◆ **About this task**:
Out of the records below, copy all lines in which the word "placeholder" occurs.

*** Data provided Section Begins ***

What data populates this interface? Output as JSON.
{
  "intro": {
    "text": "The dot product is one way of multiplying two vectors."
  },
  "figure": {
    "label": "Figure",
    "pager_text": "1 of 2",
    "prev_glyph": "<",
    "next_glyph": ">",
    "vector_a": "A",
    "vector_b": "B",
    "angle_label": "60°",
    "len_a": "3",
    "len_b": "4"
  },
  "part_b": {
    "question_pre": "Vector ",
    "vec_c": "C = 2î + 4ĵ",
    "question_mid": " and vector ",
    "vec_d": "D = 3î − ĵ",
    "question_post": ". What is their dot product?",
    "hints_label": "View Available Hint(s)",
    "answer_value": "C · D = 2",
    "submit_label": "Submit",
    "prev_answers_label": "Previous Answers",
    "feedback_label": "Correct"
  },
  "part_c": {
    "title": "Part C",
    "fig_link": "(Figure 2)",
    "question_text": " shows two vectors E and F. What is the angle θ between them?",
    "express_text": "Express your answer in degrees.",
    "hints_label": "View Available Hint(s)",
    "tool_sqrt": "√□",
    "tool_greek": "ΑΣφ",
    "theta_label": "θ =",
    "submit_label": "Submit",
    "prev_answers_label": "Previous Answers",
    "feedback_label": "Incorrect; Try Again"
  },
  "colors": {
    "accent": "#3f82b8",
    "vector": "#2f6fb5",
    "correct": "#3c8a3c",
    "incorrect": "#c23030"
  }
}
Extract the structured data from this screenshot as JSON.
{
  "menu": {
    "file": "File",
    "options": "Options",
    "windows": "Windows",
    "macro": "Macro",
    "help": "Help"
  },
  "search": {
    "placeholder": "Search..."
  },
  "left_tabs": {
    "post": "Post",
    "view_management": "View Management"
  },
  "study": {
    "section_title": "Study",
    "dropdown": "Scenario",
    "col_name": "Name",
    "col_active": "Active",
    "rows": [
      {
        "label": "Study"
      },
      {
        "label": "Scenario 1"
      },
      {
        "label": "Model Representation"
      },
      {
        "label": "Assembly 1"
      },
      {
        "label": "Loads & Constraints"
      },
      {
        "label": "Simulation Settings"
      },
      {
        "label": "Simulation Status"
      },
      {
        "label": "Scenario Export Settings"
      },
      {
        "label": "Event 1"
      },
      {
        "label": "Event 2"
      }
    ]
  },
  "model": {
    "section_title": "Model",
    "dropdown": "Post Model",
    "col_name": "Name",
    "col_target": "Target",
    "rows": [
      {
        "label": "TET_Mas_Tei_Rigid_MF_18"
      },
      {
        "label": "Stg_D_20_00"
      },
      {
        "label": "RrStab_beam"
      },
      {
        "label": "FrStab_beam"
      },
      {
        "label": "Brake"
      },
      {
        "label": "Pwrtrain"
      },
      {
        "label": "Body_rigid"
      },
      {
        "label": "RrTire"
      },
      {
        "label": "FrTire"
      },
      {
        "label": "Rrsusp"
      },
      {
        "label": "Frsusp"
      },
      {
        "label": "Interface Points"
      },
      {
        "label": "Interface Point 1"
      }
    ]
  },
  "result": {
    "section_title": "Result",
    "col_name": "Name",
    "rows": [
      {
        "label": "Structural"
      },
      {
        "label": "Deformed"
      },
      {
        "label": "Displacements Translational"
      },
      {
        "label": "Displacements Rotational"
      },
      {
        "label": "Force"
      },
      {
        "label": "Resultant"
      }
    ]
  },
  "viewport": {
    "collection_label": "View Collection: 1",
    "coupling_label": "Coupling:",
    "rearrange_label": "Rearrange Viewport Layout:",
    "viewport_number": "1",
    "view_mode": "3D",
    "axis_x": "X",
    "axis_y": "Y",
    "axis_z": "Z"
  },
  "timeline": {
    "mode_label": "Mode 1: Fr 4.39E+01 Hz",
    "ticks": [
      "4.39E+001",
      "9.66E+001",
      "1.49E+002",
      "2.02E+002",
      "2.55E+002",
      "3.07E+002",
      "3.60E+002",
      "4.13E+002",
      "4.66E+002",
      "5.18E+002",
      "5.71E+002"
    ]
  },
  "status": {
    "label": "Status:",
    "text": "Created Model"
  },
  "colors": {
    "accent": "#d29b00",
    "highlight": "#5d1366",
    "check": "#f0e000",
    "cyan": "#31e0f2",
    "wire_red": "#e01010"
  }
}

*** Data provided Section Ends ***
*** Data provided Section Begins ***

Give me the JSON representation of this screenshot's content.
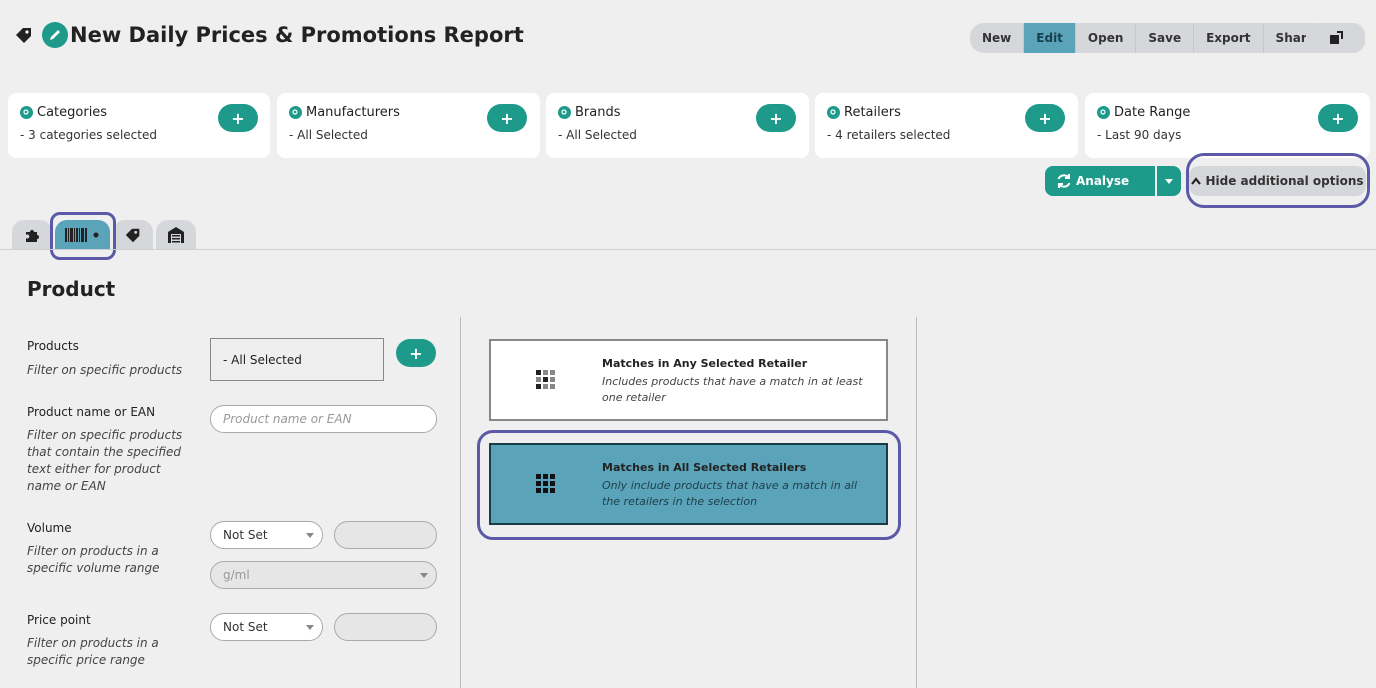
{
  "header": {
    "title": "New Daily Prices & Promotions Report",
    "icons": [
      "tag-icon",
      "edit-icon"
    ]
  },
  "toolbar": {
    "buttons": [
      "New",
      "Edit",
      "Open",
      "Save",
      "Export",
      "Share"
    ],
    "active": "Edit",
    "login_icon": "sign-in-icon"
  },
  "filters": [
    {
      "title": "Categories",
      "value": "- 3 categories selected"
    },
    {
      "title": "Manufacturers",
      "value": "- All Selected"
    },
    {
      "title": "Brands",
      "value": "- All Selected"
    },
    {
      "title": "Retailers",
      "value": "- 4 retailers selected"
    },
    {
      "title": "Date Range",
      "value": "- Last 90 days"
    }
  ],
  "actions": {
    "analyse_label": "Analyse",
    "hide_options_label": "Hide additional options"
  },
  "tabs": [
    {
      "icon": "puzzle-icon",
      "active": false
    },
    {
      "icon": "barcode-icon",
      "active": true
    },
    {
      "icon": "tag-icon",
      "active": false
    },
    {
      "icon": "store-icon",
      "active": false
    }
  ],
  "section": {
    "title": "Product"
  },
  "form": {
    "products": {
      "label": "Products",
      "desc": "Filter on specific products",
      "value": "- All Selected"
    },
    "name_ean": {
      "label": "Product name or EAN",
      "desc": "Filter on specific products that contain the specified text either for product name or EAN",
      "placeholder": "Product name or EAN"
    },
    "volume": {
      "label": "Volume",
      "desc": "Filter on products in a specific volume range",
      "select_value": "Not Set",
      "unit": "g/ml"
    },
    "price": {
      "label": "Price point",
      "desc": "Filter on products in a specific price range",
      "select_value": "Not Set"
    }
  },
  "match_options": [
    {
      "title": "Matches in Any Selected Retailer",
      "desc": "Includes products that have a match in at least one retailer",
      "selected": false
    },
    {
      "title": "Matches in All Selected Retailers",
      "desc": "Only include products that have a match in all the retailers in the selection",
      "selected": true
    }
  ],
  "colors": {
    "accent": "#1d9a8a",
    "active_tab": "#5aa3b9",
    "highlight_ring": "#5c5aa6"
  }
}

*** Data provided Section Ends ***
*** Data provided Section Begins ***

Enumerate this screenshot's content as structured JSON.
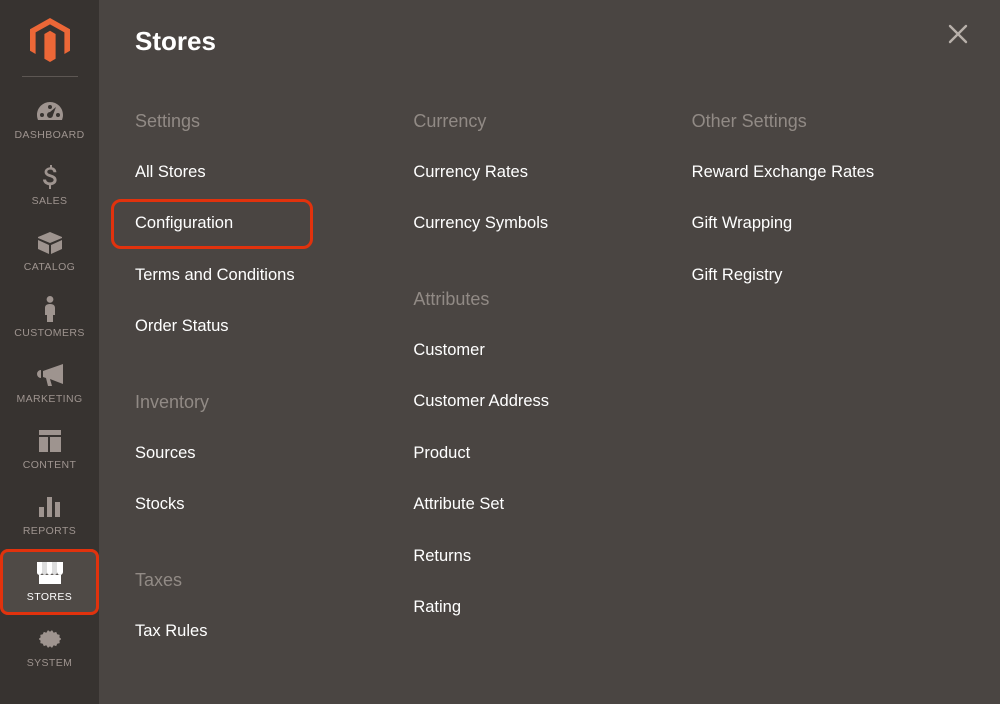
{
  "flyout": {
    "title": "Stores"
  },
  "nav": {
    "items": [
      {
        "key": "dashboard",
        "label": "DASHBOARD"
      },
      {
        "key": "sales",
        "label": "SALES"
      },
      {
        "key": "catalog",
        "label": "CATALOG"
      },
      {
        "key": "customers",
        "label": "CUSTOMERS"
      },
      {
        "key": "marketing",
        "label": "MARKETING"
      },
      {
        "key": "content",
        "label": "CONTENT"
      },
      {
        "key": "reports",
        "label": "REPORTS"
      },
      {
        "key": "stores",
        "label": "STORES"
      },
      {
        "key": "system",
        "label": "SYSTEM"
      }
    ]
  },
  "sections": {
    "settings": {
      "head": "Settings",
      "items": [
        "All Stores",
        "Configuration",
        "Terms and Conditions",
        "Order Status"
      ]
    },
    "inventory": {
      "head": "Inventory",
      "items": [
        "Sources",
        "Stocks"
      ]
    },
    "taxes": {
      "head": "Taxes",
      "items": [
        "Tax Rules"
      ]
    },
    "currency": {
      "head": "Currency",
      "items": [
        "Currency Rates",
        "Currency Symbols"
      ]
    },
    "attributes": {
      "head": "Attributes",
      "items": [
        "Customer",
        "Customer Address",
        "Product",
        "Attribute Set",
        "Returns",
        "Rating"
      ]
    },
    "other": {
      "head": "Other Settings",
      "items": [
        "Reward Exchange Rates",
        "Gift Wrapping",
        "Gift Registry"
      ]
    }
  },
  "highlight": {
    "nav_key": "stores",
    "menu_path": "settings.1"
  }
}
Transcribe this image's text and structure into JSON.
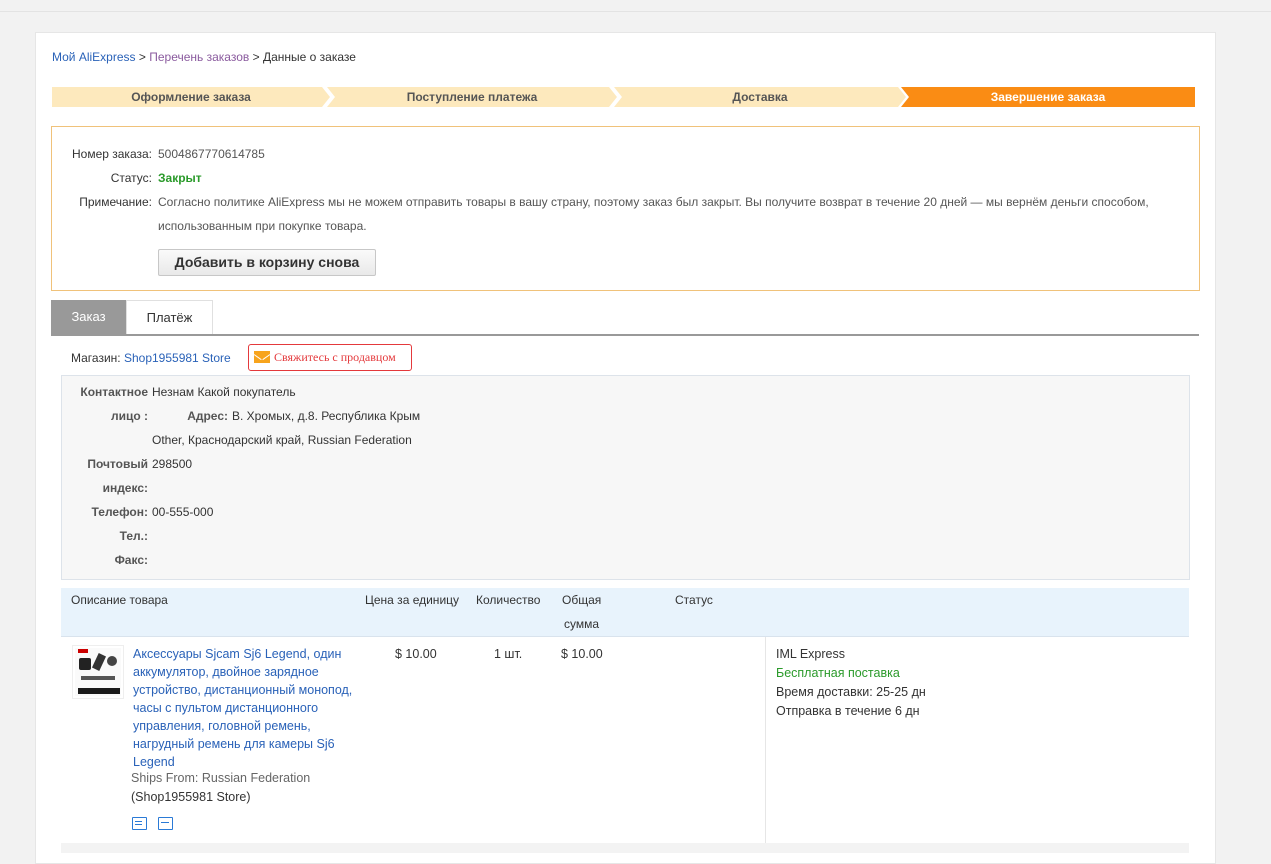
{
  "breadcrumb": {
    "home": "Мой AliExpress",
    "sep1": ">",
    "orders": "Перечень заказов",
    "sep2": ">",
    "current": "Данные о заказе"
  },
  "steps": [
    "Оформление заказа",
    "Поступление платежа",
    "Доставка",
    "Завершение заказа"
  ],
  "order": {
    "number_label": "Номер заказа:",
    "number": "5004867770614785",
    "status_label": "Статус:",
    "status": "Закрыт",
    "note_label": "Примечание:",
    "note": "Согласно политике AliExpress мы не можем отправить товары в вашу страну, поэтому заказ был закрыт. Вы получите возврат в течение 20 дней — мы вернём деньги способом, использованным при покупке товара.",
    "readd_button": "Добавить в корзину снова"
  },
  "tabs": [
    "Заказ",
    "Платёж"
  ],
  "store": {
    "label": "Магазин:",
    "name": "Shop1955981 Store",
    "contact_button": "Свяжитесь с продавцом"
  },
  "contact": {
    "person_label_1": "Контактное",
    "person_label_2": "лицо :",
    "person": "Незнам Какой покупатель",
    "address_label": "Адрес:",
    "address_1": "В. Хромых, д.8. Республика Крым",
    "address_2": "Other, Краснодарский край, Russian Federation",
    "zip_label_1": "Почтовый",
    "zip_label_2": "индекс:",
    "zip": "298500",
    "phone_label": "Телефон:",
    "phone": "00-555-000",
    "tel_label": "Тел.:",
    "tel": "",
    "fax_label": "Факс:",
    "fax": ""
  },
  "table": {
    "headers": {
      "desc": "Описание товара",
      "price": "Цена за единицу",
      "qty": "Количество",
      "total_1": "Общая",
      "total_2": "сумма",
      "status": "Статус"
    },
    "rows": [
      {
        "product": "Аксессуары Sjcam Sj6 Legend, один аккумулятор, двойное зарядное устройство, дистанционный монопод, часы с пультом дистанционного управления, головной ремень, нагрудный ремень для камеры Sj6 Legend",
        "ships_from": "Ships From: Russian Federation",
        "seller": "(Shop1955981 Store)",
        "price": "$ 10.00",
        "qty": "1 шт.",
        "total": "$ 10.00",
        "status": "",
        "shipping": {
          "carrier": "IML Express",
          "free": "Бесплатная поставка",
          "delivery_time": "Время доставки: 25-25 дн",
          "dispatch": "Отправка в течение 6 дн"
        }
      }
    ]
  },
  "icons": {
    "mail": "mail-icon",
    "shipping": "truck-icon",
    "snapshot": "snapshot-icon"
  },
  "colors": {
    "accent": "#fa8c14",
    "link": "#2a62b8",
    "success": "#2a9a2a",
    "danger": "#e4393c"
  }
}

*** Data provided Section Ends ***

◆ **Worked solution**:
    "placeholder": "Search..."
      "placeholder": "Product name or EAN"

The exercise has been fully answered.